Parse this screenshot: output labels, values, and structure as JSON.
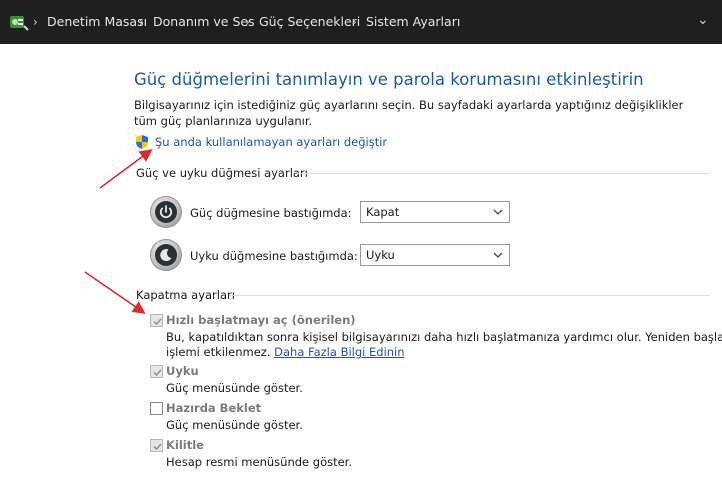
{
  "breadcrumb": {
    "items": [
      "Denetim Masası",
      "Donanım ve Ses",
      "Güç Seçenekleri",
      "Sistem Ayarları"
    ]
  },
  "page": {
    "title": "Güç düğmelerini tanımlayın ve parola korumasını etkinleştirin",
    "description": "Bilgisayarınız için istediğiniz güç ayarlarını seçin. Bu sayfadaki ayarlarda yaptığınız değişiklikler tüm güç planlarınıza uygulanır.",
    "change_unavailable_link": "Şu anda kullanılamayan ayarları değiştir"
  },
  "power_section": {
    "heading": "Güç ve uyku düğmesi ayarları",
    "power_button_label": "Güç düğmesine bastığımda:",
    "power_button_value": "Kapat",
    "sleep_button_label": "Uyku düğmesine bastığımda:",
    "sleep_button_value": "Uyku"
  },
  "shutdown_section": {
    "heading": "Kapatma ayarları",
    "fast_startup": {
      "label": "Hızlı başlatmayı aç (önerilen)",
      "desc_line1": "Bu, kapatıldıktan sonra kişisel bilgisayarınızı daha hızlı başlatmanıza yardımcı olur. Yeniden başlatma",
      "desc_line2_prefix": "işlemi etkilenmez.",
      "learn_more": "Daha Fazla Bilgi Edinin",
      "checked": true
    },
    "sleep": {
      "label": "Uyku",
      "desc": "Güç menüsünde göster.",
      "checked": true
    },
    "hibernate": {
      "label": "Hazırda Beklet",
      "desc": "Güç menüsünde göster.",
      "checked": false
    },
    "lock": {
      "label": "Kilitle",
      "desc": "Hesap resmi menüsünde göster.",
      "checked": true
    }
  },
  "colors": {
    "title_blue": "#1e5aa0",
    "link_blue": "#1a55a8",
    "addressbar_bg": "#1f1f1f",
    "annotation_red": "#d32f2f"
  }
}
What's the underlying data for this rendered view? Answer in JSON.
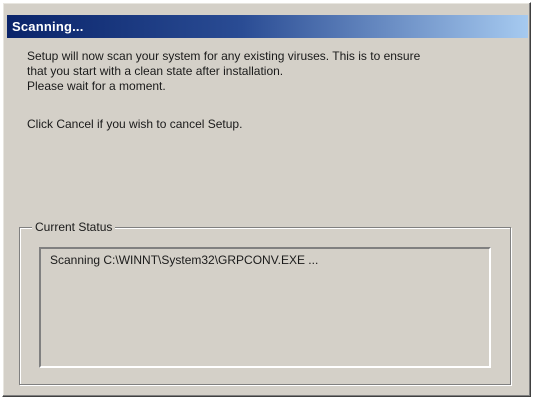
{
  "window": {
    "title": "Scanning..."
  },
  "message": {
    "line1": "Setup will now scan your system for any existing viruses. This is to ensure",
    "line2": "that you start with a clean state after installation.",
    "line3": "Please wait for a moment.",
    "line4": "Click Cancel if you wish to cancel Setup."
  },
  "status_group": {
    "label": "Current Status",
    "status_text": "Scanning C:\\WINNT\\System32\\GRPCONV.EXE ..."
  },
  "colors": {
    "title_gradient_start": "#0a246a",
    "title_gradient_end": "#a6caf0",
    "dialog_face": "#d4d0c8"
  }
}
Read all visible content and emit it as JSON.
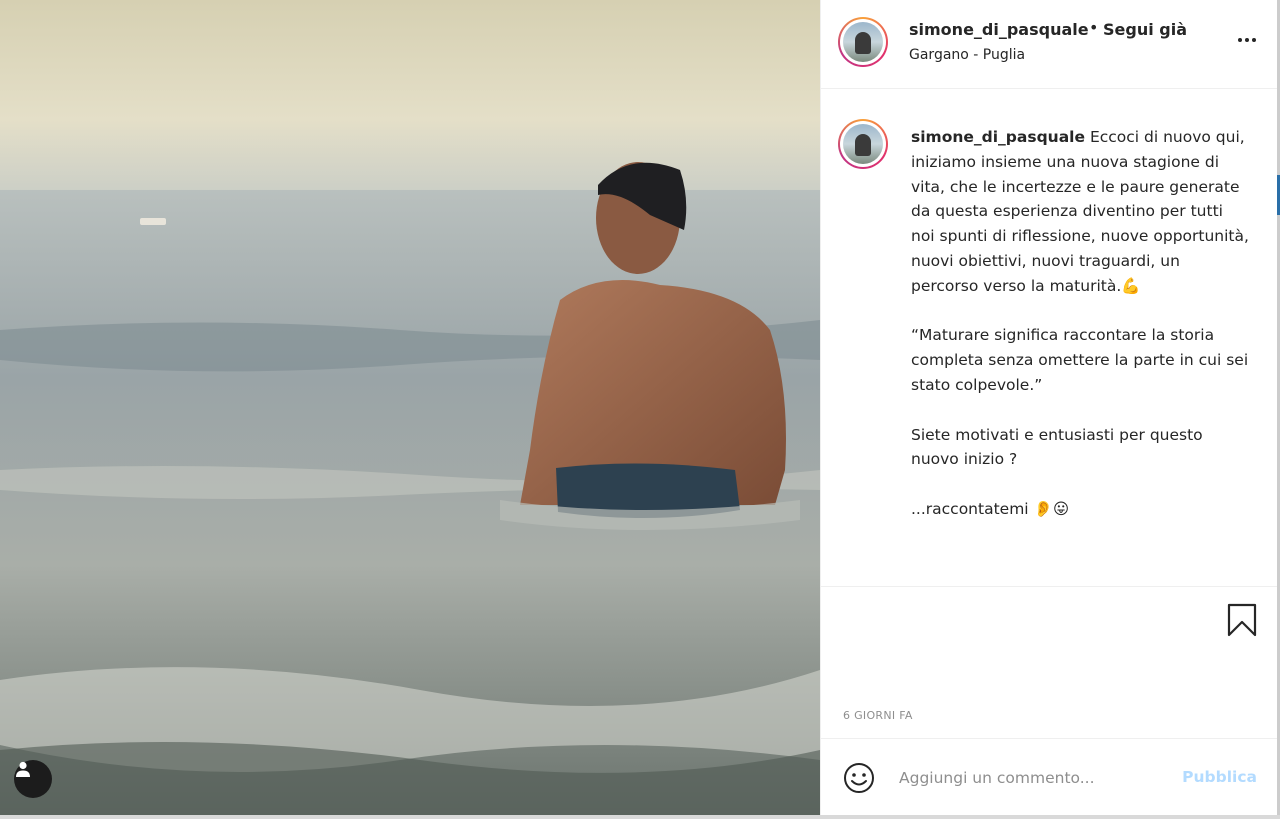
{
  "post": {
    "username": "simone_di_pasquale",
    "separator": "•",
    "follow_label": "Segui già",
    "location": "Gargano - Puglia"
  },
  "caption": {
    "username": "simone_di_pasquale",
    "paragraph_1": "Eccoci di nuovo qui, iniziamo insieme una nuova stagione di vita, che le incertezze e le paure generate da questa esperienza diventino per tutti noi spunti di riflessione, nuove opportunità, nuovi obiettivi, nuovi traguardi, un percorso verso la maturità.💪",
    "paragraph_2": "“Maturare significa raccontare la storia completa senza omettere la parte in cui sei stato colpevole.”",
    "paragraph_3": "Siete motivati e entusiasti per questo nuovo inizio ?",
    "paragraph_4": "...raccontatemi 👂😛"
  },
  "actions": {
    "timestamp": "6 GIORNI FA"
  },
  "comment": {
    "placeholder": "Aggiungi un commento...",
    "post_label": "Pubblica"
  },
  "icons": {
    "more": "more-horizontal-icon",
    "bookmark": "bookmark-icon",
    "emoji": "emoji-icon",
    "user_tag": "user-tag-icon"
  },
  "colors": {
    "link_disabled": "#b3dbff",
    "story_ring": "#e1306c",
    "muted_text": "#8e8e8e"
  }
}
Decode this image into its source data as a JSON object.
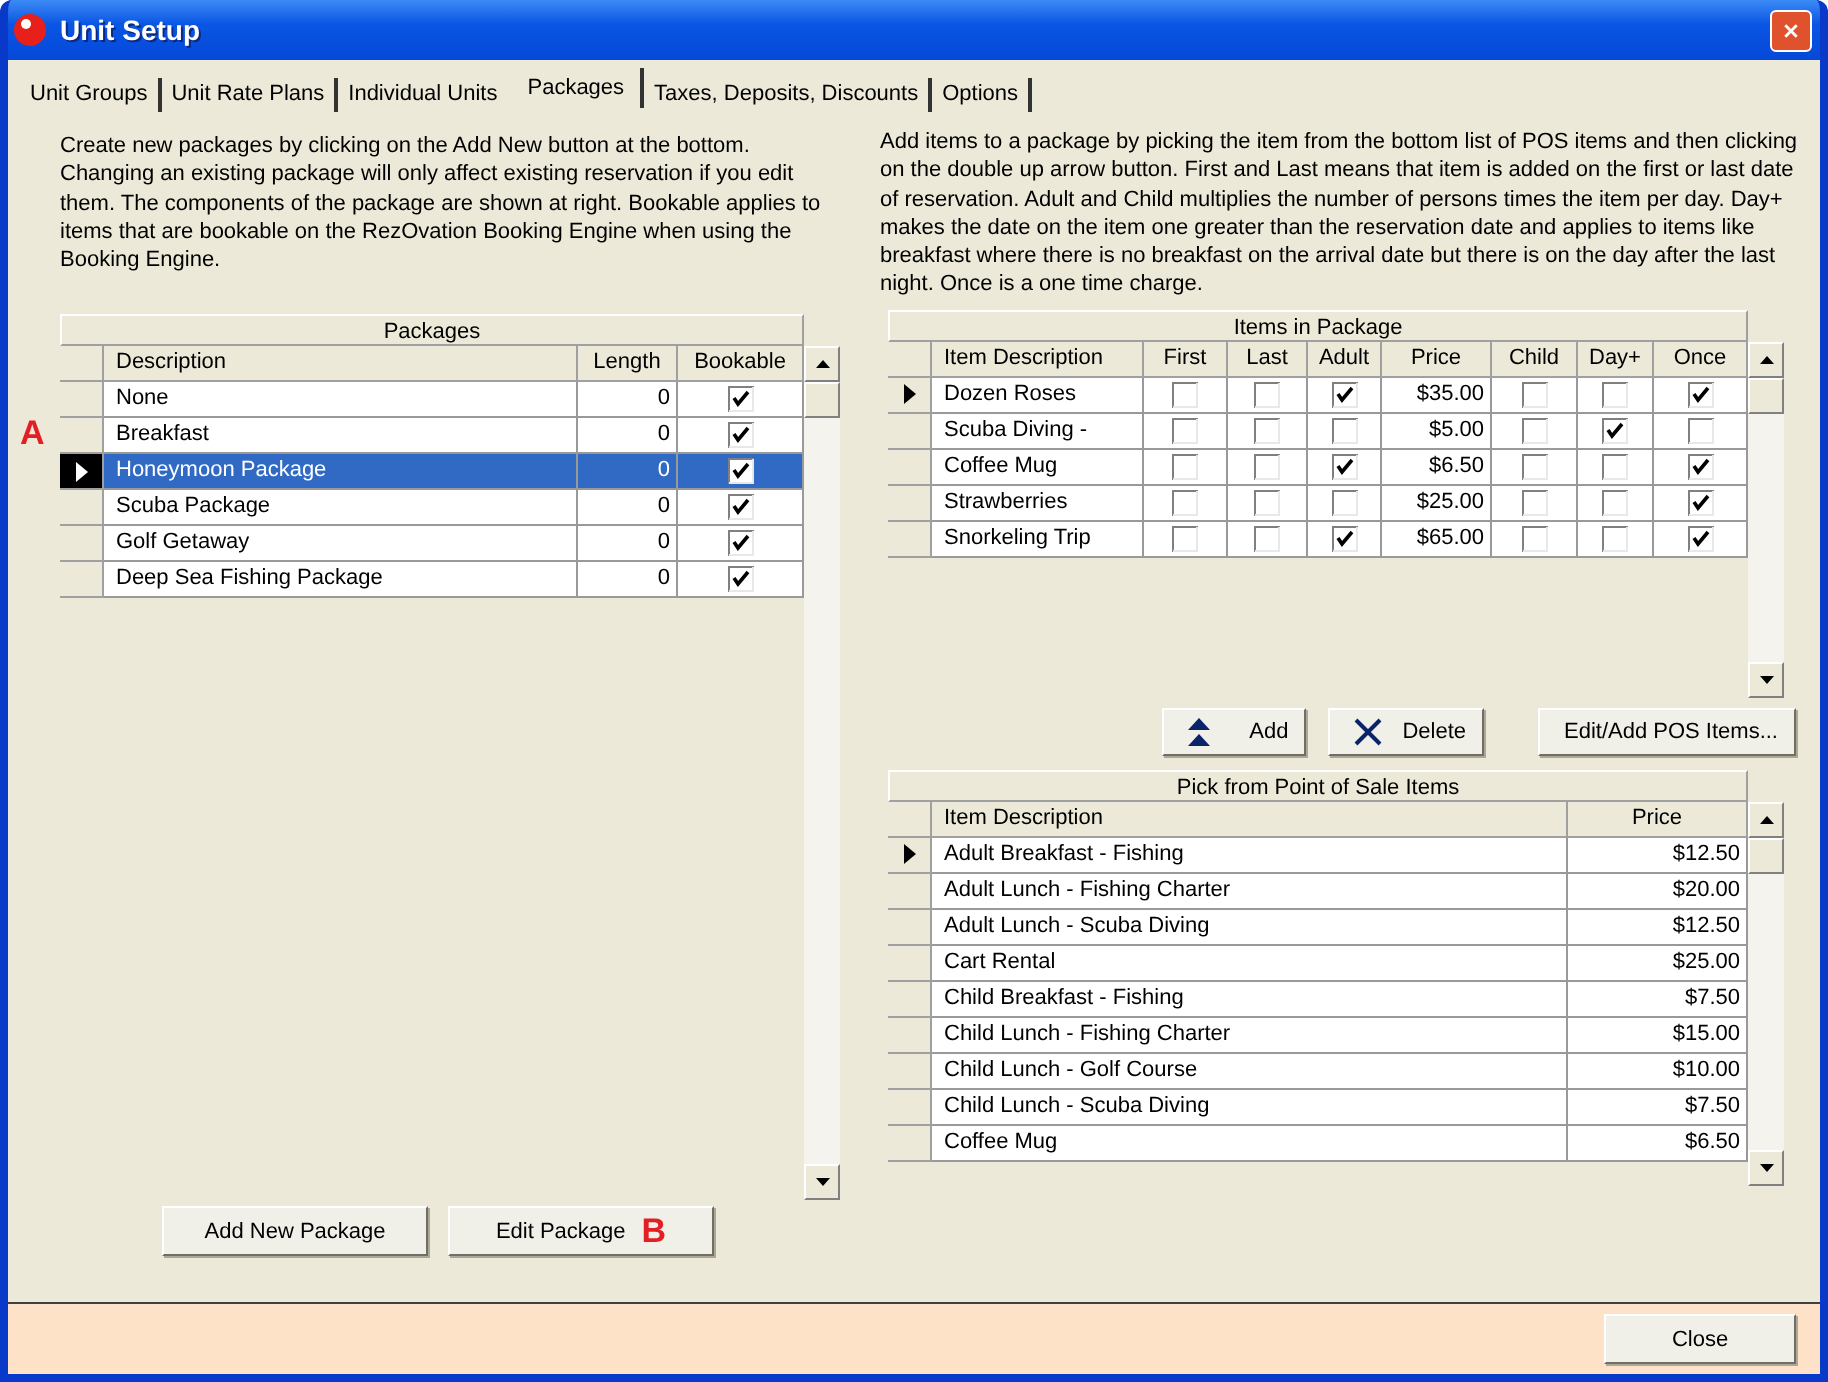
{
  "window": {
    "title": "Unit Setup"
  },
  "tabs": [
    {
      "label": "Unit Groups",
      "selected": false
    },
    {
      "label": "Unit Rate Plans",
      "selected": false
    },
    {
      "label": "Individual Units",
      "selected": false
    },
    {
      "label": "Packages",
      "selected": true
    },
    {
      "label": "Taxes, Deposits, Discounts",
      "selected": false
    },
    {
      "label": "Options",
      "selected": false
    }
  ],
  "left": {
    "description": "Create new packages by clicking on the Add New button at the bottom. Changing an existing package will only affect existing reservation if you edit them. The components of the package are shown at right. Bookable applies to items that are bookable on the RezOvation Booking Engine when using the Booking Engine.",
    "packages": {
      "title": "Packages",
      "columns": [
        {
          "label": "Description",
          "kind": "text"
        },
        {
          "label": "Length",
          "kind": "num"
        },
        {
          "label": "Bookable",
          "kind": "check"
        }
      ],
      "rows": [
        {
          "cells": [
            "None",
            "0",
            true
          ],
          "current": false,
          "selected": false
        },
        {
          "cells": [
            "Breakfast",
            "0",
            true
          ],
          "current": false,
          "selected": false,
          "annotation": "A"
        },
        {
          "cells": [
            "Honeymoon Package",
            "0",
            true
          ],
          "current": true,
          "selected": true
        },
        {
          "cells": [
            "Scuba Package",
            "0",
            true
          ],
          "current": false,
          "selected": false
        },
        {
          "cells": [
            "Golf Getaway",
            "0",
            true
          ],
          "current": false,
          "selected": false
        },
        {
          "cells": [
            "Deep Sea Fishing Package",
            "0",
            true
          ],
          "current": false,
          "selected": false
        }
      ]
    },
    "buttons": [
      {
        "label": "Add New Package"
      },
      {
        "label": "Edit Package",
        "annotation": "B"
      }
    ]
  },
  "right": {
    "description": "Add items to a package by picking the item from the bottom list of POS items and then clicking on the double up arrow button. First and Last means that item is added on the first or last date of reservation. Adult and Child multiplies the number of persons times the item per day. Day+ makes the date on the item one greater than the reservation date and applies to items like breakfast where there is no breakfast on the arrival date but there is on the day after the last night. Once is a one time charge.",
    "items": {
      "title": "Items in Package",
      "columns": [
        {
          "label": "Item Description",
          "kind": "text"
        },
        {
          "label": "First",
          "kind": "check"
        },
        {
          "label": "Last",
          "kind": "check"
        },
        {
          "label": "Adult",
          "kind": "check"
        },
        {
          "label": "Price",
          "kind": "num"
        },
        {
          "label": "Child",
          "kind": "check"
        },
        {
          "label": "Day+",
          "kind": "check"
        },
        {
          "label": "Once",
          "kind": "check"
        }
      ],
      "rows": [
        {
          "cells": [
            "Dozen Roses",
            false,
            false,
            true,
            "$35.00",
            false,
            false,
            true
          ],
          "current": true
        },
        {
          "cells": [
            "Scuba Diving -",
            false,
            false,
            false,
            "$5.00",
            false,
            true,
            false
          ],
          "current": false
        },
        {
          "cells": [
            "Coffee Mug",
            false,
            false,
            true,
            "$6.50",
            false,
            false,
            true
          ],
          "current": false
        },
        {
          "cells": [
            "Strawberries",
            false,
            false,
            false,
            "$25.00",
            false,
            false,
            true
          ],
          "current": false
        },
        {
          "cells": [
            "Snorkeling Trip",
            false,
            false,
            true,
            "$65.00",
            false,
            false,
            true
          ],
          "current": false
        }
      ]
    },
    "buttons": [
      {
        "label": "Add",
        "kind": "add"
      },
      {
        "label": "Delete",
        "kind": "delete"
      },
      {
        "label": "Edit/Add POS Items...",
        "kind": "plain"
      }
    ],
    "pos_items": {
      "title": "Pick from Point of Sale Items",
      "columns": [
        {
          "label": "Item Description",
          "kind": "text"
        },
        {
          "label": "Price",
          "kind": "num"
        }
      ],
      "rows": [
        {
          "cells": [
            "Adult Breakfast - Fishing",
            "$12.50"
          ],
          "current": true
        },
        {
          "cells": [
            "Adult Lunch - Fishing Charter",
            "$20.00"
          ],
          "current": false
        },
        {
          "cells": [
            "Adult Lunch - Scuba Diving",
            "$12.50"
          ],
          "current": false
        },
        {
          "cells": [
            "Cart Rental",
            "$25.00"
          ],
          "current": false
        },
        {
          "cells": [
            "Child Breakfast - Fishing",
            "$7.50"
          ],
          "current": false
        },
        {
          "cells": [
            "Child Lunch - Fishing Charter",
            "$15.00"
          ],
          "current": false
        },
        {
          "cells": [
            "Child Lunch - Golf Course",
            "$10.00"
          ],
          "current": false
        },
        {
          "cells": [
            "Child Lunch - Scuba Diving",
            "$7.50"
          ],
          "current": false
        },
        {
          "cells": [
            "Coffee Mug",
            "$6.50"
          ],
          "current": false
        }
      ]
    }
  },
  "footer": {
    "close_button": "Close"
  }
}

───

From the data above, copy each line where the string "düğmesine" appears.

Exercise response
    "power_button_label": "Güç düğmesine bastığımda:",
    "sleep_button_label": "Uyku düğmesine bastığımda:",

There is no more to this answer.